There are, I am sure, ways of making this work. Just by altering the tone, even; it would require only a slight push to Gregg Hurwitz's screenplay, exactly as written, for this to be a black comedy. The characters are already caricatured enough for that: Susan is dumb as hell, and Henry is a lifeless robot, a clichéd idea of what "super smart kid" looks like that goes wildly far off the mark. That's really where this falls apart completely, I think: the characters. I mean, we'll buy a hell of a lot if the characterisation is there, right? Perhaps not this. But there's no denying that even without the ridiculous story, these are a whole lot of badly manhandled characters. There is, just to pick one thing somewhat at random, the whole matter of Christina: the character whose suffering is central to everything else in the plot, and just about the least-developed character in the whole film, defined entirely by saggy eyelids and limp bangs. We learn more about sexy doctor David Daniels (Lee Pace), and his mystifyingly poor choice of timing when it comes to flirting; we learn more about brassy waitress Sheila (Sarah Silverman, badly channeling Jennifer Tilly), and her crippling alcoholism that the the film forgets about like a small baby being distracted by jingling keys. And neither of these characters is exactly a prize of screenwriting; at one point, Hurtwitz committed to paper, and everybody else followed along happily, a scene in which Sheila sadly kisses Henry on the lips, a moment that might be sweetly melancholic if she weren't a worn-out alcoholic, and he an emotionless automaton. Oh, and eleven fucking years old.

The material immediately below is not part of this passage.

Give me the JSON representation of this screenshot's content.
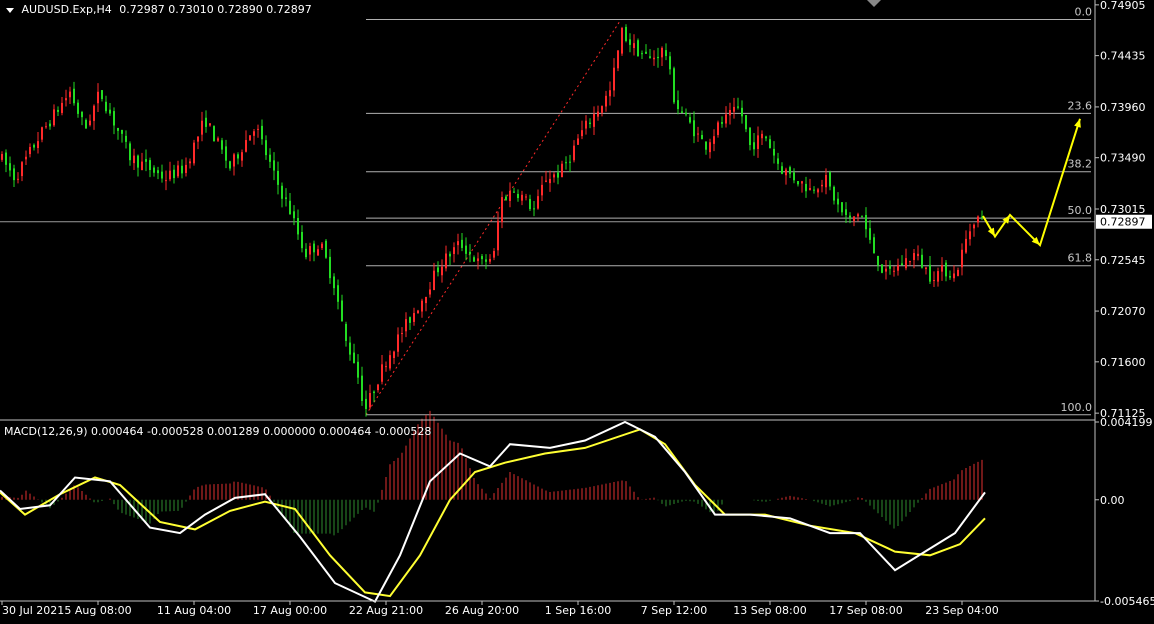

Other than Peter - and, somewhat distressingly, the wretch Glenn - not a solitary character in the movie behaves in a way that slightly mimics humanity, and this is indeed baked into the very meat of the film. What on earth must it be like to be the mother of such a singular child as Henry? Where does his gift come from? What are the challenges of parenting such a being? Don't ask Susan, she's too busy playing Gears of War and letting her preteen son manage her bills. There's an entire movie sitting in plain sight just in the backstory of The Book of Henry, and nobody involved seemed to notice. So we just get a lot of utterly inexplicable choices by utterly inexplicable people, and it's all treated with delicately saccharine sentimentality, like all of this is normal, somehow. Managing the characters isn't the film's strong suit, nor is managing tone - if I can hazard near to spoiler territory, the film intercuts a soooo-cuuuuute elementary school talent show with stalking scenes involving military-grade weaponry, and you can see exactly what Trevorrow and Hurwitz thought they were up to (Hitchcockian tension through irony), but Jesus, do they not get anywhere close - nor is simply presenting basic coherent plot details, by the final 20 minutes of the movie.

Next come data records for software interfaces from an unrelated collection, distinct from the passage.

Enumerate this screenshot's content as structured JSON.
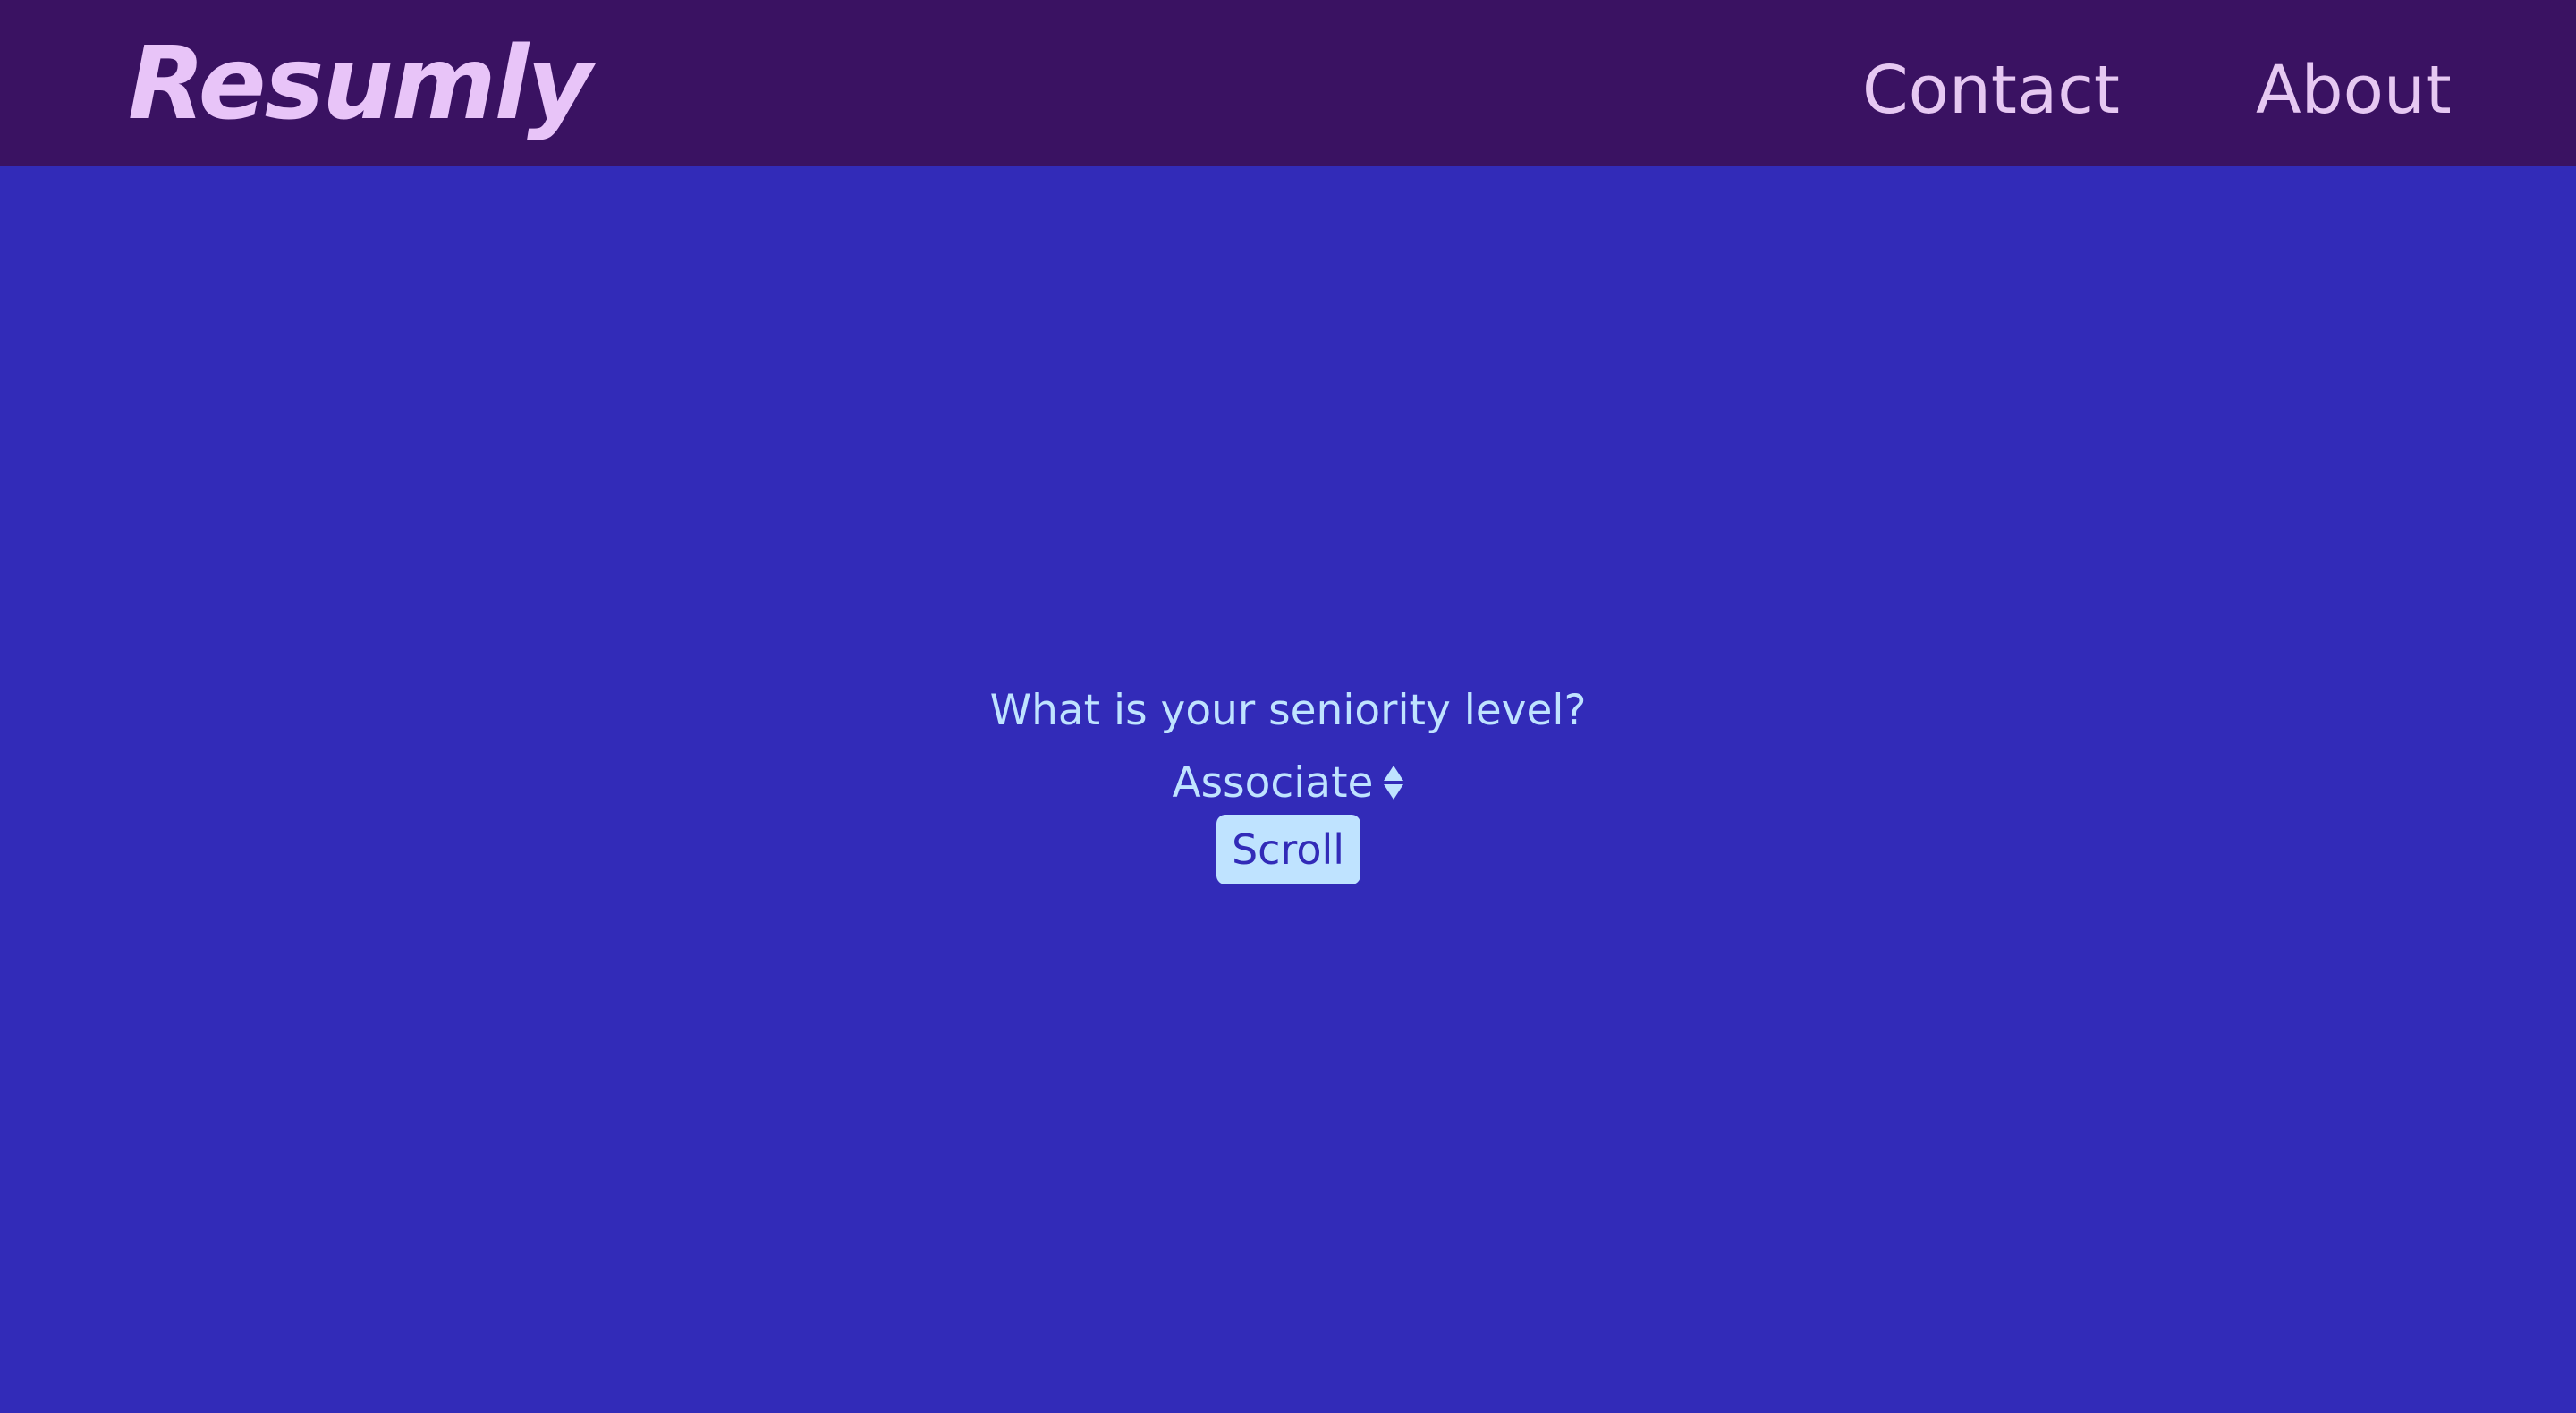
{
  "header": {
    "logo": "Resumly",
    "nav": [
      {
        "label": "Contact"
      },
      {
        "label": "About"
      }
    ]
  },
  "main": {
    "question": "What is your seniority level?",
    "seniority_select": {
      "selected": "Associate",
      "icon": "select-arrows-icon"
    },
    "scroll_button": "Scroll"
  },
  "colors": {
    "header_bg": "#3a1262",
    "page_bg": "#322bb8",
    "logo": "#e8c4f8",
    "nav_text": "#e6c8f2",
    "accent": "#bfe3ff"
  }
}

Watts gets the worst of this, by far: she has the least-possible character (the film simultaneously treats Susan as dysfunctionally idiotic and as a cool mom, and roots for her nonstop while obviously doubting that she could even tie her shoes without help), and the only thing in the film resembling an emotional arc. It's depressing to watch; her career hasn't exactly been at its high point, but she deserves more than this. Actually, I maybe overstate my case. Henry might be a more impossible character: a smug, rude sociopath that we're supposed to find appealing, wise, and righteous. He is the absolute worst kind of child-written-by-adults character, and everything about him severely misjudges the capacity for the tween protagonist of a warm-and-fuzzy snapshot of suburban Americana to also be a Sherlock Holmes-level mastermind and emotional black hole. Change Henry, and The Book of Henry might actually work; but then, change Henry, and The Book of Henry would need to be reconceived from top to bottom, leaving no plot detail in place.

And other than robbing us of what's sure to be 2017's best "can you believe this fucking shit?" so-bad-it's-great movie, I can think of no downside to scrapping the whole damn thing and walking away.